--- The task ---
Please output the listing below character for character and omit the images.

--- Records supplied ---
····················
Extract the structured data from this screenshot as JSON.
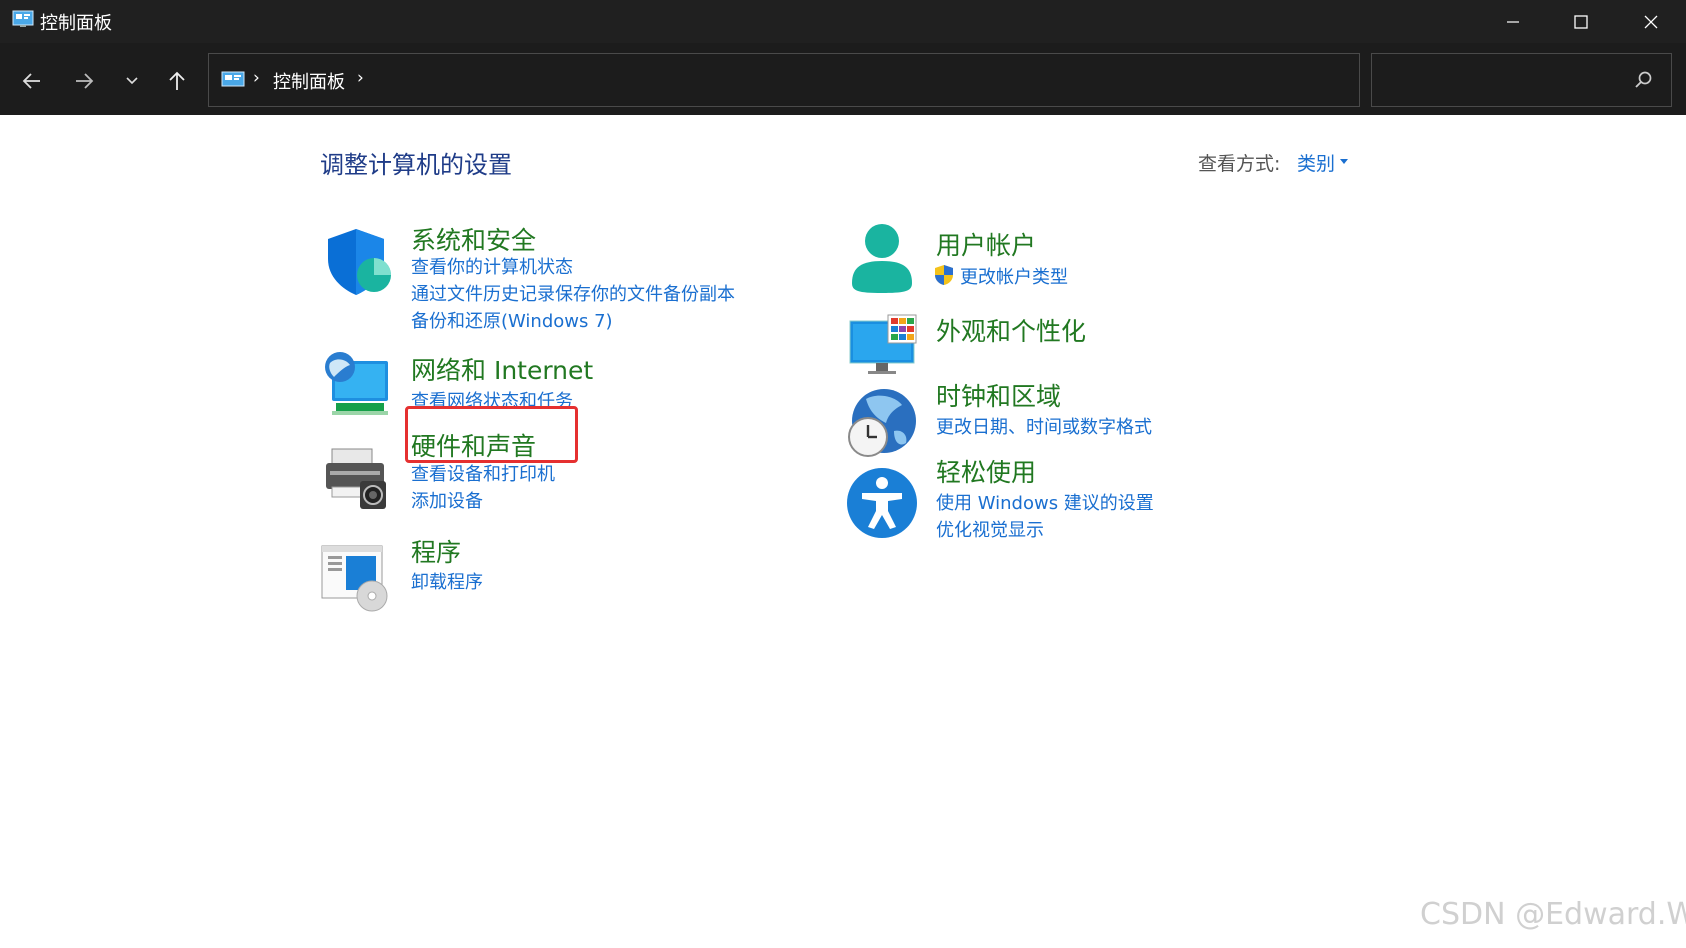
{
  "window": {
    "title": "控制面板",
    "controls": {
      "minimize": "minimize-icon",
      "maximize": "maximize-icon",
      "close": "close-icon"
    }
  },
  "navbar": {
    "breadcrumb": [
      "控制面板"
    ],
    "search": {
      "value": "",
      "placeholder": ""
    }
  },
  "content": {
    "page_title": "调整计算机的设置",
    "view_by": {
      "label": "查看方式:",
      "value": "类别"
    },
    "left_categories": [
      {
        "title": "系统和安全",
        "icon": "shield-icon",
        "links": [
          "查看你的计算机状态",
          "通过文件历史记录保存你的文件备份副本",
          "备份和还原(Windows 7)"
        ]
      },
      {
        "title": "网络和 Internet",
        "icon": "network-icon",
        "links": [
          "查看网络状态和任务"
        ]
      },
      {
        "title": "硬件和声音",
        "icon": "printer-icon",
        "links": [
          "查看设备和打印机",
          "添加设备"
        ]
      },
      {
        "title": "程序",
        "icon": "programs-icon",
        "links": [
          "卸载程序"
        ]
      }
    ],
    "right_categories": [
      {
        "title": "用户帐户",
        "icon": "user-icon",
        "links": [
          "更改帐户类型"
        ]
      },
      {
        "title": "外观和个性化",
        "icon": "monitor-icon",
        "links": []
      },
      {
        "title": "时钟和区域",
        "icon": "globe-clock-icon",
        "links": [
          "更改日期、时间或数字格式"
        ]
      },
      {
        "title": "轻松使用",
        "icon": "accessibility-icon",
        "links": [
          "使用 Windows 建议的设置",
          "优化视觉显示"
        ]
      }
    ]
  },
  "colors": {
    "title_bar": "#202020",
    "nav_bar": "#1c1c1c",
    "category_title": "#217821",
    "link": "#1a6fd0",
    "highlight": "#e53030"
  },
  "watermark": "CSDN @Edward.W"
}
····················
--- Result of this task ---
Extract the structured data from this screenshot as JSON.
{
  "window": {
    "title": "控制面板",
    "controls": {
      "minimize": "minimize-icon",
      "maximize": "maximize-icon",
      "close": "close-icon"
    }
  },
  "navbar": {
    "breadcrumb": [
      "控制面板"
    ],
    "search": {
      "value": "",
      "placeholder": ""
    }
  },
  "content": {
    "page_title": "调整计算机的设置",
    "view_by": {
      "label": "查看方式:",
      "value": "类别"
    },
    "left_categories": [
      {
        "title": "系统和安全",
        "icon": "shield-icon",
        "links": [
          "查看你的计算机状态",
          "通过文件历史记录保存你的文件备份副本",
          "备份和还原(Windows 7)"
        ]
      },
      {
        "title": "网络和 Internet",
        "icon": "network-icon",
        "links": [
          "查看网络状态和任务"
        ]
      },
      {
        "title": "硬件和声音",
        "icon": "printer-icon",
        "links": [
          "查看设备和打印机",
          "添加设备"
        ]
      },
      {
        "title": "程序",
        "icon": "programs-icon",
        "links": [
          "卸载程序"
        ]
      }
    ],
    "right_categories": [
      {
        "title": "用户帐户",
        "icon": "user-icon",
        "links": [
          "更改帐户类型"
        ]
      },
      {
        "title": "外观和个性化",
        "icon": "monitor-icon",
        "links": []
      },
      {
        "title": "时钟和区域",
        "icon": "globe-clock-icon",
        "links": [
          "更改日期、时间或数字格式"
        ]
      },
      {
        "title": "轻松使用",
        "icon": "accessibility-icon",
        "links": [
          "使用 Windows 建议的设置",
          "优化视觉显示"
        ]
      }
    ]
  },
  "colors": {
    "title_bar": "#202020",
    "nav_bar": "#1c1c1c",
    "category_title": "#217821",
    "link": "#1a6fd0",
    "highlight": "#e53030"
  },
  "watermark": "CSDN @Edward.W"
}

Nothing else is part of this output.